Why mid-term polls bode ill for Democrats
With the US primaries season all but over, what have we learnt about what to expect in November's mid-term elections and beyond, asks Professor Larry Sabato of the University of Virginia.
Contrary to much of what you may read and hear, there is nothing special about the way 2010 is leaning. It is a classic message-sending mid-term election campaign held amid widespread economic anxiety and pain.
How could it be otherwise? With millions unemployed, millions more under-employed, a vicious recession in the recent past and a double-dip feared under way, people are focused on their bread and butter.
Even if Democrats are blameless for this state of affairs, they are the party in power. Voting against them is a logical, time-honoured response from weary, unhappy citizens who have run out of patience.
Whatever voters think of the Democrats' stimulus bill, healthcare reform and cap-and-trade effort, the main cause of the party's distress is not liberal legislation it promoted but simply that it is in charge when bad things are happening to the nation's economy.
Presidents like to believe that their work can tame the seas. But when fierce political winds build a towering wave, even a presidential-size yacht can be capsized.
President Barack Obama can raise money, draw crowds and TV cameras and create headlines for his favoured candidates. Here and there, smart moves by the White House might pull an endangered Democratic candidate to victory.
Conversely, as the Republican Senate primary showed in Delaware, less savvy moves by Republicans could snatch defeat from the jaws of victory in a few cases.
Had Congressman Mike Castle defeated Christine O'Donnell to become the Republican nominee, he would have been the favourite to add a Senate seat to the Republican column in November. Instead, previously little-known Democrat Chris Coons is likely to hold the seat for the Democrats.

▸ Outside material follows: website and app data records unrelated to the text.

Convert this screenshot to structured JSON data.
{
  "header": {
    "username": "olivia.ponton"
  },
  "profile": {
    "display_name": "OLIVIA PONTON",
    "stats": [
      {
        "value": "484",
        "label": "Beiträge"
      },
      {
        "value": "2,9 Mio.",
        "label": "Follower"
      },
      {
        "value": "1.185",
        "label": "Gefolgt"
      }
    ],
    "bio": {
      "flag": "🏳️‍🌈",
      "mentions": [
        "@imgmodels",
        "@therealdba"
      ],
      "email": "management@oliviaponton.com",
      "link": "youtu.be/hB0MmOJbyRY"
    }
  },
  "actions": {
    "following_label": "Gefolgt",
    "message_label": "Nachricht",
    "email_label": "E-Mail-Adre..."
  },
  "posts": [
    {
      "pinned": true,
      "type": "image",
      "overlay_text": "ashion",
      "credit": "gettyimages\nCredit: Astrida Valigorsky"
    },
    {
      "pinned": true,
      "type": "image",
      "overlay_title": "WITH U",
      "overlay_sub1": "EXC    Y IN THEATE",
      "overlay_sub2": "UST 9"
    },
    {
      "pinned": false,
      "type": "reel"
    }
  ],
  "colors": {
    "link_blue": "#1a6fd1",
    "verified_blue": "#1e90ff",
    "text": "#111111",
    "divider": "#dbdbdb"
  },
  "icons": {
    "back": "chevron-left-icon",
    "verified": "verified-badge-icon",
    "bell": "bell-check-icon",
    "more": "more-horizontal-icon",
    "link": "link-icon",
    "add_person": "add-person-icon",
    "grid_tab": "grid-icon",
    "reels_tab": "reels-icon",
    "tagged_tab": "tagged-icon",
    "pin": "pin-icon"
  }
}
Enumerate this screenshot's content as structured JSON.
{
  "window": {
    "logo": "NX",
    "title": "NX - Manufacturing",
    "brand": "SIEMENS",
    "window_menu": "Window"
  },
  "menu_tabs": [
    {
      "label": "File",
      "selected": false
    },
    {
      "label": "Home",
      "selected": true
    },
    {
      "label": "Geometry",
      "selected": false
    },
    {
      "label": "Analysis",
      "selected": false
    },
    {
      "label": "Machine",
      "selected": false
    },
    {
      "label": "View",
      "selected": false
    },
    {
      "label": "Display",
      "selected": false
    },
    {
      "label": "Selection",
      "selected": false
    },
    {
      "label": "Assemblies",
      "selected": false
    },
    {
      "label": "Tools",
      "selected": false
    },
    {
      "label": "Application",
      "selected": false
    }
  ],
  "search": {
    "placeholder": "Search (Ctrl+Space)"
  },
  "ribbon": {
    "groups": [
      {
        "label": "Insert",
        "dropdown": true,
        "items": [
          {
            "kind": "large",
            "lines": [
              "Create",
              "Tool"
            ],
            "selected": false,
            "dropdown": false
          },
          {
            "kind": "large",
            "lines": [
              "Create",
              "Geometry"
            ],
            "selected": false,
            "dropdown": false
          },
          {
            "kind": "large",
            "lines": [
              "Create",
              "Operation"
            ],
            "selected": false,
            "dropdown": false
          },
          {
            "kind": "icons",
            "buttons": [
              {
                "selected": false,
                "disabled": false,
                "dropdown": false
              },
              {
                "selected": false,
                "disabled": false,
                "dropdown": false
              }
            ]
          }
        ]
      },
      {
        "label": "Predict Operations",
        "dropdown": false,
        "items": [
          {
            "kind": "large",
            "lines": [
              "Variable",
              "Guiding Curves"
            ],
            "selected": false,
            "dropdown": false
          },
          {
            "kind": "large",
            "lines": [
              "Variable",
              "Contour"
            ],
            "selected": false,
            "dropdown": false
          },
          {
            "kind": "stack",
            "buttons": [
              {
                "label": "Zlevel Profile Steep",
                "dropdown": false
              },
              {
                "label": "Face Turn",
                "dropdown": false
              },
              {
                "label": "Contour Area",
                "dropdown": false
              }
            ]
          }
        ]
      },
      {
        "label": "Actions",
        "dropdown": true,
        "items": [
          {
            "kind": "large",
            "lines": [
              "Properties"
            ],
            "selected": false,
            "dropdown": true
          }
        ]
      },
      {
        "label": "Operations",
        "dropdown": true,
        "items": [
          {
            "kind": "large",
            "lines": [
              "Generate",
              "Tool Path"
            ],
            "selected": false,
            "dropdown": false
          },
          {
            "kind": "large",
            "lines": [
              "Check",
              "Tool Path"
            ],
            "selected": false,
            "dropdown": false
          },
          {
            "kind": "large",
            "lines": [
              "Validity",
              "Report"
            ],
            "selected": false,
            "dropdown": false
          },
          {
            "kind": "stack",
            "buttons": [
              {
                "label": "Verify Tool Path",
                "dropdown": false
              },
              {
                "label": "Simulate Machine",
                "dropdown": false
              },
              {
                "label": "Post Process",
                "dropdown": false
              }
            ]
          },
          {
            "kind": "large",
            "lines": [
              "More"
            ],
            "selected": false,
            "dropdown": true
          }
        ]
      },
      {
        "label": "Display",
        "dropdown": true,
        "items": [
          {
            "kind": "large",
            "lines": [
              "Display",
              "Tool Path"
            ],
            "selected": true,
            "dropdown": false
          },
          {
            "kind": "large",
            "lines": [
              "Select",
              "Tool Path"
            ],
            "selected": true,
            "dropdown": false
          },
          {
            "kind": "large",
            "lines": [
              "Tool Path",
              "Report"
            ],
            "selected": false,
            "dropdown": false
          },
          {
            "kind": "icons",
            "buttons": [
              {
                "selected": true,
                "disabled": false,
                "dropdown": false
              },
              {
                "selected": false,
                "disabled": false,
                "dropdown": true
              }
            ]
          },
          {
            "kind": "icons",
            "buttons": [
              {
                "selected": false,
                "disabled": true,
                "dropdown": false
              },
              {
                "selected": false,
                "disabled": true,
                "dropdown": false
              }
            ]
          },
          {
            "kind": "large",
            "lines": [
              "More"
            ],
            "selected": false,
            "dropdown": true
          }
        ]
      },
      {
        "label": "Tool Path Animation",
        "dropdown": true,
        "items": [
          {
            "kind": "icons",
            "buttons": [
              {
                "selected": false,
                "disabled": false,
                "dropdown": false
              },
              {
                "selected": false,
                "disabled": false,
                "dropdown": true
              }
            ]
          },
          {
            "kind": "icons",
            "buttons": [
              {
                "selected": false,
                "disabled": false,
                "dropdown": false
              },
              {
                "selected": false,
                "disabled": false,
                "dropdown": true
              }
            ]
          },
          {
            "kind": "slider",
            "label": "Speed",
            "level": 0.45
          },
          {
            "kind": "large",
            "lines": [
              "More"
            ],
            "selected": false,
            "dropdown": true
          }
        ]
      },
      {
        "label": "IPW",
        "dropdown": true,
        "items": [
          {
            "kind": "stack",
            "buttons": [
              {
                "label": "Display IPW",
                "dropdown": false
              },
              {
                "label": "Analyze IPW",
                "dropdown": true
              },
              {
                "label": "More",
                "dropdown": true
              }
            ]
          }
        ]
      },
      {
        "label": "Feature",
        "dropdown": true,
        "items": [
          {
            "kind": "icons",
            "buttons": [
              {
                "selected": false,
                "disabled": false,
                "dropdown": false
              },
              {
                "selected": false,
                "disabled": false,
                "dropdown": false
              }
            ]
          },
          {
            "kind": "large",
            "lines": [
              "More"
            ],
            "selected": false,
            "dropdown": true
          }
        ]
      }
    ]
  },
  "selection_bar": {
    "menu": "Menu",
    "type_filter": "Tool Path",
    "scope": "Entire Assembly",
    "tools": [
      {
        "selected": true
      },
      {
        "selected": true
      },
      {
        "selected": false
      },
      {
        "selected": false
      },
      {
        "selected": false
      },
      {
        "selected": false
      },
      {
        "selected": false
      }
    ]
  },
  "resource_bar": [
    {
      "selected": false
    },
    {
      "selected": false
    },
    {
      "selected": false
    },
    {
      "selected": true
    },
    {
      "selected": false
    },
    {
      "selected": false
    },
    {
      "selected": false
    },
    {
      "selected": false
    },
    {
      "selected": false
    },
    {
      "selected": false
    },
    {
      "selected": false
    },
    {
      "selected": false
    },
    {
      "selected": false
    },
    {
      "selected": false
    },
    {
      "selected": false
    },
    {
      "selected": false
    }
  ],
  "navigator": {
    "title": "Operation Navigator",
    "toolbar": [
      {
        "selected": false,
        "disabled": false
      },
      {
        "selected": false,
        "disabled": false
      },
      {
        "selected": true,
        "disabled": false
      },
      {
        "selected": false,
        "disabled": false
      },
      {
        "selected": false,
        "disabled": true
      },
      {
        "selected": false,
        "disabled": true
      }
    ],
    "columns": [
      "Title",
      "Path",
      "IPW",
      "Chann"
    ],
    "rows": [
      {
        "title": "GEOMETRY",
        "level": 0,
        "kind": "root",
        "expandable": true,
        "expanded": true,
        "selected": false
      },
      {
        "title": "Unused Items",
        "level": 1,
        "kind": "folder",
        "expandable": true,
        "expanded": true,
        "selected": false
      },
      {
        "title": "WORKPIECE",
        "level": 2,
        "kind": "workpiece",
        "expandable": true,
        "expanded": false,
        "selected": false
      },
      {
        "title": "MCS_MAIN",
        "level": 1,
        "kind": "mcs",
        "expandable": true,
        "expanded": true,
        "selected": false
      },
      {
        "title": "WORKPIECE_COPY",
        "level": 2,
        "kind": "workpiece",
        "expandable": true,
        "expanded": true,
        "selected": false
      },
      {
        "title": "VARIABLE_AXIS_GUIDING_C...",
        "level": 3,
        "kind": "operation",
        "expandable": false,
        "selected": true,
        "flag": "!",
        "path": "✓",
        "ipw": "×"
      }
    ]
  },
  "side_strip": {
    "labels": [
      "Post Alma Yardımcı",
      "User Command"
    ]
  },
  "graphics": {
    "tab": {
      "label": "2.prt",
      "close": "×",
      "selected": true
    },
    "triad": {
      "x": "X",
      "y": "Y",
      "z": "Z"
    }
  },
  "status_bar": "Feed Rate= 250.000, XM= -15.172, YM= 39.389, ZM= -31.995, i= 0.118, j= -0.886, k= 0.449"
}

Both Sarah Palin and Senator Jim DeMint endorsed Ms O'Donnell, knowing full well that she would be likely to lose the seat in heavily Democratic Delaware. While this upset the party establishment, rank-and-file primary voters seemed content with the proposition.
In the big picture, though, the combination of persistent high unemployment, little income growth, a natural mid-term snap-back, intense enthusiasm among Republicans in a low-turnout election and big Democratic vulnerability after massive gains in 2006 and 2008 makes most everything else mere background noise.
We are headed for a major pendulum swing. Since World War II, the president's party has lost an average of 24 House seats and three to four Senate seats in mid-term elections. Count on a doubling of those numbers in 2010.
The most significant Democratic disasters will likely come at the state level. On the eve of congressional re-districting, Republicans will gain perhaps eight governorships, 400-500 state legislators and control of eight to 14 more state legislative chambers.
It is a "check-and-balance" moment. Mr Obama will have to adapt to divided government - something Americans have ordered up for 36 of the past 60 years.
The good news for Mr Obama is that presidents often fight what is in their best political interests. Assuming decent economic growth before 2012, a rambunctious Republican Congress will give the president an institutional devil figure to blame and against which to run for re-election. The pendulum swings both ways, and increasingly quickly.
Goodness knows, the election will not signal that voters have fallen in love with the Republicans. Every poll shows that Americans don't like or trust either party right now.
Solace from predecessors
People don't want to reward the Democrats for what they see as the party's under-performance after over-promising on the economy. At the same time, most Americans have no desire to put the Tea Party-influenced Republicans in charge. They will let the parties fight it out in Washington DC by giving each side some turf.
Americans know what they are getting with split-party control. Since Dwight Eisenhower took the White House in 1952, one party has been fully in charge of the executive and legislative branches for just 20 of the 58 years.
Mr Obama was lucky enough to have swollen Democratic majorities for his first two years as president and he has legislative accomplishments to show for it. It is a good thing for him, too, because even if he serves two terms, the president will almost certainly never again have the party margins to do much.
Mr Obama can take some solace from his recent predecessors.
Ronald Reagan looked down and out as Republicans lost 26 House seats and seven governorships in 1982. Yet the sick economy came roaring back to health in 1984 and swept him to a second term with 58% of the popular vote.
Bill Clinton seemed to all the world like a one-term president after the Democrats lost an eye-popping 52 House seats, nine Senate seats and 10 governorships in 1994. An over-reaching Republican Congress, a better economy and a weak Republican White House candidate, Bob Dole, saved Mr Clinton in 1996.
Whether Mr Obama will be another one-term Jimmy Carter or George HW Bush or a two-term President Reagan or Clinton will not be known until long after this year's results are counted.
But the die is already cast for 2010. Millions of jobs are not going to magically appear in September and October and even a handful of races where weak Republican candidates torpedo the party's chances will not be enough to stem the coming tide.